= DATASET ENTRIES =
*****
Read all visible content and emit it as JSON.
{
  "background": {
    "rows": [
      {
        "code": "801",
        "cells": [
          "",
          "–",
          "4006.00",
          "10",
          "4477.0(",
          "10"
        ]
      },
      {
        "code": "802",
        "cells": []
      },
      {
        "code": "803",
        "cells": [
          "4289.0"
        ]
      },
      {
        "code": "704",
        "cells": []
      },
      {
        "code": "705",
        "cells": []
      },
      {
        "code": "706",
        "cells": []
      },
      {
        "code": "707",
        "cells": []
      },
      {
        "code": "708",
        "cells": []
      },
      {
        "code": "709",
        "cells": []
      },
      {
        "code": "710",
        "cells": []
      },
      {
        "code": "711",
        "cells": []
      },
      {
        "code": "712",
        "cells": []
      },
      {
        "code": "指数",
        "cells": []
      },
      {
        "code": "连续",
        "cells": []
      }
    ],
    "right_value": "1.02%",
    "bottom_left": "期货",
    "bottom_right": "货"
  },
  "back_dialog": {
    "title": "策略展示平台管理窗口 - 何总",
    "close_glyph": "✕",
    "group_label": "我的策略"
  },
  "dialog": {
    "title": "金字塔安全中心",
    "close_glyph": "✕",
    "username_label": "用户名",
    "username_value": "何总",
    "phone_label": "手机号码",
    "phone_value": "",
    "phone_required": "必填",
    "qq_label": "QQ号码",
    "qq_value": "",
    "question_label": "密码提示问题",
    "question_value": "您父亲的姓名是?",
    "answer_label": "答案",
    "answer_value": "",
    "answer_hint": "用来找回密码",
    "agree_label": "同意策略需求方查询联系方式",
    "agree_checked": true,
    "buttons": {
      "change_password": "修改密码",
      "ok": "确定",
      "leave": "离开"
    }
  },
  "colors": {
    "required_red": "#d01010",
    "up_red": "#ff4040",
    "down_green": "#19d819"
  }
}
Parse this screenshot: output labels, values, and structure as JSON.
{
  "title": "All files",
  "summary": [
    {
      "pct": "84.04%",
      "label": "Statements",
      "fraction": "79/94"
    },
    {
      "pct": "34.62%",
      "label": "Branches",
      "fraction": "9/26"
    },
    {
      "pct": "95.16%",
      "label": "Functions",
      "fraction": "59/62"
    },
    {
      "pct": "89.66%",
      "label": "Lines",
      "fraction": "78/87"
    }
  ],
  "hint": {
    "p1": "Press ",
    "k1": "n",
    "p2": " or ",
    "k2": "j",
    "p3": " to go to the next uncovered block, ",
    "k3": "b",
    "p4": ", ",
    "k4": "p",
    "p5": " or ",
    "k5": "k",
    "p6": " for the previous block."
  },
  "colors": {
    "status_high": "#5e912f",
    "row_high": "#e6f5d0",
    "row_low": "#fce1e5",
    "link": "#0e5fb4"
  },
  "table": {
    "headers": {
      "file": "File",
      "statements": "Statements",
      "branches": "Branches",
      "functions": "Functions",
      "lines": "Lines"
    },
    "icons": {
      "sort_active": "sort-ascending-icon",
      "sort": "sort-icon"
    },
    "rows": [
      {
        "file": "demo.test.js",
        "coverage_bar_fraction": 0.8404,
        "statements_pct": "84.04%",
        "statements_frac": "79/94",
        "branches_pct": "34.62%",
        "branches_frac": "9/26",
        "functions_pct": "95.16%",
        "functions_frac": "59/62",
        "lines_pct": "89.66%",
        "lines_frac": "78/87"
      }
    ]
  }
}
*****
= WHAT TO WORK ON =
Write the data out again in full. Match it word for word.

= ANSWER =
Read all visible content and emit it as JSON.
{
  "background": {
    "rows": [
      {
        "code": "801",
        "cells": [
          "",
          "–",
          "4006.00",
          "10",
          "4477.0(",
          "10"
        ]
      },
      {
        "code": "802",
        "cells": []
      },
      {
        "code": "803",
        "cells": [
          "4289.0"
        ]
      },
      {
        "code": "704",
        "cells": []
      },
      {
        "code": "705",
        "cells": []
      },
      {
        "code": "706",
        "cells": []
      },
      {
        "code": "707",
        "cells": []
      },
      {
        "code": "708",
        "cells": []
      },
      {
        "code": "709",
        "cells": []
      },
      {
        "code": "710",
        "cells": []
      },
      {
        "code": "711",
        "cells": []
      },
      {
        "code": "712",
        "cells": []
      },
      {
        "code": "指数",
        "cells": []
      },
      {
        "code": "连续",
        "cells": []
      }
    ],
    "right_value": "1.02%",
    "bottom_left": "期货",
    "bottom_right": "货"
  },
  "back_dialog": {
    "title": "策略展示平台管理窗口 - 何总",
    "close_glyph": "✕",
    "group_label": "我的策略"
  },
  "dialog": {
    "title": "金字塔安全中心",
    "close_glyph": "✕",
    "username_label": "用户名",
    "username_value": "何总",
    "phone_label": "手机号码",
    "phone_value": "",
    "phone_required": "必填",
    "qq_label": "QQ号码",
    "qq_value": "",
    "question_label": "密码提示问题",
    "question_value": "您父亲的姓名是?",
    "answer_label": "答案",
    "answer_value": "",
    "answer_hint": "用来找回密码",
    "agree_label": "同意策略需求方查询联系方式",
    "agree_checked": true,
    "buttons": {
      "change_password": "修改密码",
      "ok": "确定",
      "leave": "离开"
    }
  },
  "colors": {
    "required_red": "#d01010",
    "up_red": "#ff4040",
    "down_green": "#19d819"
  }
}
Parse this screenshot: output labels, values, and structure as JSON.
{
  "title": "All files",
  "summary": [
    {
      "pct": "84.04%",
      "label": "Statements",
      "fraction": "79/94"
    },
    {
      "pct": "34.62%",
      "label": "Branches",
      "fraction": "9/26"
    },
    {
      "pct": "95.16%",
      "label": "Functions",
      "fraction": "59/62"
    },
    {
      "pct": "89.66%",
      "label": "Lines",
      "fraction": "78/87"
    }
  ],
  "hint": {
    "p1": "Press ",
    "k1": "n",
    "p2": " or ",
    "k2": "j",
    "p3": " to go to the next uncovered block, ",
    "k3": "b",
    "p4": ", ",
    "k4": "p",
    "p5": " or ",
    "k5": "k",
    "p6": " for the previous block."
  },
  "colors": {
    "status_high": "#5e912f",
    "row_high": "#e6f5d0",
    "row_low": "#fce1e5",
    "link": "#0e5fb4"
  },
  "table": {
    "headers": {
      "file": "File",
      "statements": "Statements",
      "branches": "Branches",
      "functions": "Functions",
      "lines": "Lines"
    },
    "icons": {
      "sort_active": "sort-ascending-icon",
      "sort": "sort-icon"
    },
    "rows": [
      {
        "file": "demo.test.js",
        "coverage_bar_fraction": 0.8404,
        "statements_pct": "84.04%",
        "statements_frac": "79/94",
        "branches_pct": "34.62%",
        "branches_frac": "9/26",
        "functions_pct": "95.16%",
        "functions_frac": "59/62",
        "lines_pct": "89.66%",
        "lines_frac": "78/87"
      }
    ]
  }
}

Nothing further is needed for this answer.